Thursday, March 19, 2015
The chairman of the advisory group tasked with recommending a site and financing plan for a new football stadium in San Diego is scheduled to provide an update Thursday to the City Council's Economic Development Committee.
A new football stadium in San Diego will likely cost $700 million to $1.5 billion, the chairman of the advisory group tasked with recommending a site and financing plan told the City Council's Economic Development Committee on Thursday.
Adam Day told the committee that his advisory group has been speaking with representatives from the San Diego Chargers and plans to continue to speak with them to understand what they want.
“We will be taking input from a whole range of individuals and stakeholders and hopefully putting something together that we think is reflective of what works for the Chargers,” Day said.
“It may not be exactly what they want, but this is something that needs to work for all of San Diego,” he said. “They’re an important tenant of a new stadium, but they’re not the only tenant, and if a new stadium is managed and operated in the right way, we should have hundreds of events every year rather than just 10 or 15 football games a year.”
The nine-member task force has already recommended that a new playing facility for the Chargers, San Diego State University, the two college bowl games and special events should be located adjacent to Qualcomm Stadium in Mission Valley.
“It doesn’t need to be a facility that has all the bells and whistles, because I don’t think that the San Diego’s style,” Day said. “But it will be something that’s functional, that works and that serves as an economic catalyst.”
Day said the task force will finish its plan by May 20, adding that “everything is on the table except something that requires a two-thirds vote.”
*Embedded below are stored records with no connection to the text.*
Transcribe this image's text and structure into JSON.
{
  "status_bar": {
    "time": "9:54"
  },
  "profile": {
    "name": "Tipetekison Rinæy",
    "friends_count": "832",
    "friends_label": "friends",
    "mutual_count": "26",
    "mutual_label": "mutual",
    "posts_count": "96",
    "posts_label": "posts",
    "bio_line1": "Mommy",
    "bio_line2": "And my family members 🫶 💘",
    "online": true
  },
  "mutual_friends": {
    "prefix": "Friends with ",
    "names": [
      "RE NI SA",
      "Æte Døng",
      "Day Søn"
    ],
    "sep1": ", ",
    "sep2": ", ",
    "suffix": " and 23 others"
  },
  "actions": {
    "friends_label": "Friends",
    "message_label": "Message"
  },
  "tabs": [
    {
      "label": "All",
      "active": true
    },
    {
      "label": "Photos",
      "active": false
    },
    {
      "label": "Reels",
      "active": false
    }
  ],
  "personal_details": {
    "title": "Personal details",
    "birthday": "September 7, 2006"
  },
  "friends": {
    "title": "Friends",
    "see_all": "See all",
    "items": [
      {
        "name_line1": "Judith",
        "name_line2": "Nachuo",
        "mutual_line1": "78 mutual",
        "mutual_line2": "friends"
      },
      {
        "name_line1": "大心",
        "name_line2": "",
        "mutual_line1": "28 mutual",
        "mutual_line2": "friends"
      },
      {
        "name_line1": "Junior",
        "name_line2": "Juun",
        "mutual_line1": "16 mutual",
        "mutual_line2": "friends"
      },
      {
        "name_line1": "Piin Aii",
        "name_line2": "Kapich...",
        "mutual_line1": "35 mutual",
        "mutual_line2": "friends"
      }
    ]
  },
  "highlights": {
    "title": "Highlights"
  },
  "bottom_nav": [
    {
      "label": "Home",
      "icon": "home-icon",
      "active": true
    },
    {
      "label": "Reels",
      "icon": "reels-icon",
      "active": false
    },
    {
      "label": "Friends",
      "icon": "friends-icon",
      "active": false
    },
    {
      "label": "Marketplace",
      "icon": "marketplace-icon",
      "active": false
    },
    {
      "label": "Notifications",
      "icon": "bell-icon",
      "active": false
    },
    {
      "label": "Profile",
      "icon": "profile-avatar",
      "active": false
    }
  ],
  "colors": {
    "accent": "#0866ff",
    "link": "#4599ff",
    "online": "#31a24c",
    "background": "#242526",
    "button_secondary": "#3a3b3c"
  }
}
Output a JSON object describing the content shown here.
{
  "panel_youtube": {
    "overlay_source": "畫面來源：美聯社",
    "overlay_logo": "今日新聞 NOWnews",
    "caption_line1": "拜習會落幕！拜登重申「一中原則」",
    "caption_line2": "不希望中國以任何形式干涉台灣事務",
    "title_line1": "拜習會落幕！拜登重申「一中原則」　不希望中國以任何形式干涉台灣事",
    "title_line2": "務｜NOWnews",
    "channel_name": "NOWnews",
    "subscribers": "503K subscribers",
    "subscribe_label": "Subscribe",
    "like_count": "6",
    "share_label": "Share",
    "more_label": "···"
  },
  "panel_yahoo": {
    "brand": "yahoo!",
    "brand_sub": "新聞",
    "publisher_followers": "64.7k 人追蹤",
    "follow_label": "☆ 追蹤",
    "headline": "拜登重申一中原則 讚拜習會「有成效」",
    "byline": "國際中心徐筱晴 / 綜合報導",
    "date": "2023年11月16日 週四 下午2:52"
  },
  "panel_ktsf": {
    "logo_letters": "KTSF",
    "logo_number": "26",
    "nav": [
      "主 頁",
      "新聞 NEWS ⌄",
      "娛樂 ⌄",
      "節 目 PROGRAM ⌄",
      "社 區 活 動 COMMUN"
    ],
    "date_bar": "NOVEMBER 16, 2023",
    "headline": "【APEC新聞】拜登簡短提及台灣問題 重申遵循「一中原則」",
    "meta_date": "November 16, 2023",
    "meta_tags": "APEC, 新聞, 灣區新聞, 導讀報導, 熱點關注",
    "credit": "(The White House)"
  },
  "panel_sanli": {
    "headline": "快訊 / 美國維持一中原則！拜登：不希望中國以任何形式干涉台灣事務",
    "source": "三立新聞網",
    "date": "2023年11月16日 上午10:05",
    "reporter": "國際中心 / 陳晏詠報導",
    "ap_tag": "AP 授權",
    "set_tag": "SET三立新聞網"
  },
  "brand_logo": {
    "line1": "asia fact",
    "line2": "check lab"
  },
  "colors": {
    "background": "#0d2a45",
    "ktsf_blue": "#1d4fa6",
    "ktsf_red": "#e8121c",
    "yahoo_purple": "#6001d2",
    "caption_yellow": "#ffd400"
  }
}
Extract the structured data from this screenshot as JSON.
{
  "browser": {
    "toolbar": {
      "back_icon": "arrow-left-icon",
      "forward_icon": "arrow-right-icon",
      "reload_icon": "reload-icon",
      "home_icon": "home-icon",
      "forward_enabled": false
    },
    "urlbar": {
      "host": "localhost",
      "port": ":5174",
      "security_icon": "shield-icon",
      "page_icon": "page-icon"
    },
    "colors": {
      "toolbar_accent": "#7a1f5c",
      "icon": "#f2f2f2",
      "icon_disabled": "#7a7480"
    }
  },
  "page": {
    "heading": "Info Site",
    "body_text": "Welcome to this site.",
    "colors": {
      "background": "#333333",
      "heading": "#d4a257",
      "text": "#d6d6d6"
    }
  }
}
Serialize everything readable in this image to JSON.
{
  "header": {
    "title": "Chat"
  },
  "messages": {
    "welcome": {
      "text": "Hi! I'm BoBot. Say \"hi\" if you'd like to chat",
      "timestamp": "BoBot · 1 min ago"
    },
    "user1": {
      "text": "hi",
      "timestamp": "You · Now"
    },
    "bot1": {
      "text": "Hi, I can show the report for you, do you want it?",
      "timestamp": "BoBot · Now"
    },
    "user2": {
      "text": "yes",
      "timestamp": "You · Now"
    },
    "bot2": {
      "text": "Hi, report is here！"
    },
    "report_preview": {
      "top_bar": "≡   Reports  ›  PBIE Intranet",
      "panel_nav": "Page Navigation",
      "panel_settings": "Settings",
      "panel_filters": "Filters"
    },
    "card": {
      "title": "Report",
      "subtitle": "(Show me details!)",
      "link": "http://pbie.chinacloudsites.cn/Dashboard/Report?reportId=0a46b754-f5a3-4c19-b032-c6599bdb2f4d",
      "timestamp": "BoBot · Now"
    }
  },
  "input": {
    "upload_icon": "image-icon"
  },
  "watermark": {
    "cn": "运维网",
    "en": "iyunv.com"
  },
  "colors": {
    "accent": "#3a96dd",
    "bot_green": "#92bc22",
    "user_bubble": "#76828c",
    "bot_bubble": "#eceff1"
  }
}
Talk about the financing plan has centered on a package of monetary resources, which could avoid the need for a public vote requiring two-thirds approval to pass. City leaders and the Chargers still plan to seek a public mandate in an election next year, though with a lower threshold.
City Councilman Mark Kersey said he was glad to hear anything requiring two-thirds votes was off the table.
“I believe that you can put a basket of financing options together in a way that makes sense for taxpayers, the question is whether that will be acceptable to the team and that’s what we’re going to find out, that’s the challenge you guys have,” he said.
Day said they are exploring various funding sources, including investment from the Chargers, from the city of San Diego, naming rights, personal seat licenses, parking, concessions, rent and mixed-use development.
Chargers president Dean Spanos said earlier this week he'll wait to see what the financing plan looks like. He's already acquired land adjacent to the 405 freeway in the Los Angeles suburb of Carson in case an acceptable deal can't be reached in San Diego.
The Chargers contend that 25 percent of their business comes from the L.A.-area, and recent moves by the owner of the St. Louis Rams to build a stadium in Inglewood, near the Los Angeles International Airport, forced their hand.
The Los Angeles Daily News reported Wednesday that Anschutz Entertainment Group, owner of Carson's StubHub Center, warned Carson Mayor Jim Dear in a letter that fast-tracking a "deeply flawed" 72,000-seat NFL stadium proposal to avoid an extensive environmental analysis "is an open invitation to litigation."
The six-page-letter outlined "numerous environmental and operational impacts" between the StubHub Center — home to the Los Angeles Galaxy of Major League Soccer — and the proposed football stadium site two miles away.
Backers of the stadium development in Carson are collecting signatures for a petition that would bring the project before the City Council faster.
To view PDF documents, Download Acrobat Reader.